* GOAL OF THE EXERCISE
Print out the entries below with no edits.

* INFORMATION SUPPLIED
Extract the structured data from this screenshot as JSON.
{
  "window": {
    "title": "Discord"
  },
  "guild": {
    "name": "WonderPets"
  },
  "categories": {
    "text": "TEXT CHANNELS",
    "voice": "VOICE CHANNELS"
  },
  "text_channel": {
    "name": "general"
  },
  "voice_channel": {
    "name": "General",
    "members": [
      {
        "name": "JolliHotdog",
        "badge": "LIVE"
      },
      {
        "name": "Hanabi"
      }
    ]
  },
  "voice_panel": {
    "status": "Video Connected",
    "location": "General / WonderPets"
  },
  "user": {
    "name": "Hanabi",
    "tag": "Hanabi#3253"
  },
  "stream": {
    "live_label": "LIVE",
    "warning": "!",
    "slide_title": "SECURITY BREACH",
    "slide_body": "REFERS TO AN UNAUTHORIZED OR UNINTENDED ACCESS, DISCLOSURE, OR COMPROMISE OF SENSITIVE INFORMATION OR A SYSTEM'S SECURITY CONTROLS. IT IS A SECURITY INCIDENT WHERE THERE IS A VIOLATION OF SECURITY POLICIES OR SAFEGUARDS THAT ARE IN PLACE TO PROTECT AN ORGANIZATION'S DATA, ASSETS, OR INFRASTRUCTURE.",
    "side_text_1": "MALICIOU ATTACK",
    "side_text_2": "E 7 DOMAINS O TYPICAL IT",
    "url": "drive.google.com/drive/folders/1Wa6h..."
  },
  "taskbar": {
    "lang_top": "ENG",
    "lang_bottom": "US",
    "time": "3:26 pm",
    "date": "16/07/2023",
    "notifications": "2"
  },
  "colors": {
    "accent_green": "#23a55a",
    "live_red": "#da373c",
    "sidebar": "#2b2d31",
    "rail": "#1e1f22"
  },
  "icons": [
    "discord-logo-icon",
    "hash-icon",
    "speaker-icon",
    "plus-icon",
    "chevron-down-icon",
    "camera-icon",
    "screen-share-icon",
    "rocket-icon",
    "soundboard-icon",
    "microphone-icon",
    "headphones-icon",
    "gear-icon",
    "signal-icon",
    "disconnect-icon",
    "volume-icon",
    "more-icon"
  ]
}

* ANSWER FOR THE TASK
Extract the structured data from this screenshot as JSON.
{
  "window": {
    "title": "Discord"
  },
  "guild": {
    "name": "WonderPets"
  },
  "categories": {
    "text": "TEXT CHANNELS",
    "voice": "VOICE CHANNELS"
  },
  "text_channel": {
    "name": "general"
  },
  "voice_channel": {
    "name": "General",
    "members": [
      {
        "name": "JolliHotdog",
        "badge": "LIVE"
      },
      {
        "name": "Hanabi"
      }
    ]
  },
  "voice_panel": {
    "status": "Video Connected",
    "location": "General / WonderPets"
  },
  "user": {
    "name": "Hanabi",
    "tag": "Hanabi#3253"
  },
  "stream": {
    "live_label": "LIVE",
    "warning": "!",
    "slide_title": "SECURITY BREACH",
    "slide_body": "REFERS TO AN UNAUTHORIZED OR UNINTENDED ACCESS, DISCLOSURE, OR COMPROMISE OF SENSITIVE INFORMATION OR A SYSTEM'S SECURITY CONTROLS. IT IS A SECURITY INCIDENT WHERE THERE IS A VIOLATION OF SECURITY POLICIES OR SAFEGUARDS THAT ARE IN PLACE TO PROTECT AN ORGANIZATION'S DATA, ASSETS, OR INFRASTRUCTURE.",
    "side_text_1": "MALICIOU ATTACK",
    "side_text_2": "E 7 DOMAINS O TYPICAL IT",
    "url": "drive.google.com/drive/folders/1Wa6h..."
  },
  "taskbar": {
    "lang_top": "ENG",
    "lang_bottom": "US",
    "time": "3:26 pm",
    "date": "16/07/2023",
    "notifications": "2"
  },
  "colors": {
    "accent_green": "#23a55a",
    "live_red": "#da373c",
    "sidebar": "#2b2d31",
    "rail": "#1e1f22"
  },
  "icons": [
    "discord-logo-icon",
    "hash-icon",
    "speaker-icon",
    "plus-icon",
    "chevron-down-icon",
    "camera-icon",
    "screen-share-icon",
    "rocket-icon",
    "soundboard-icon",
    "microphone-icon",
    "headphones-icon",
    "gear-icon",
    "signal-icon",
    "disconnect-icon",
    "volume-icon",
    "more-icon"
  ]
}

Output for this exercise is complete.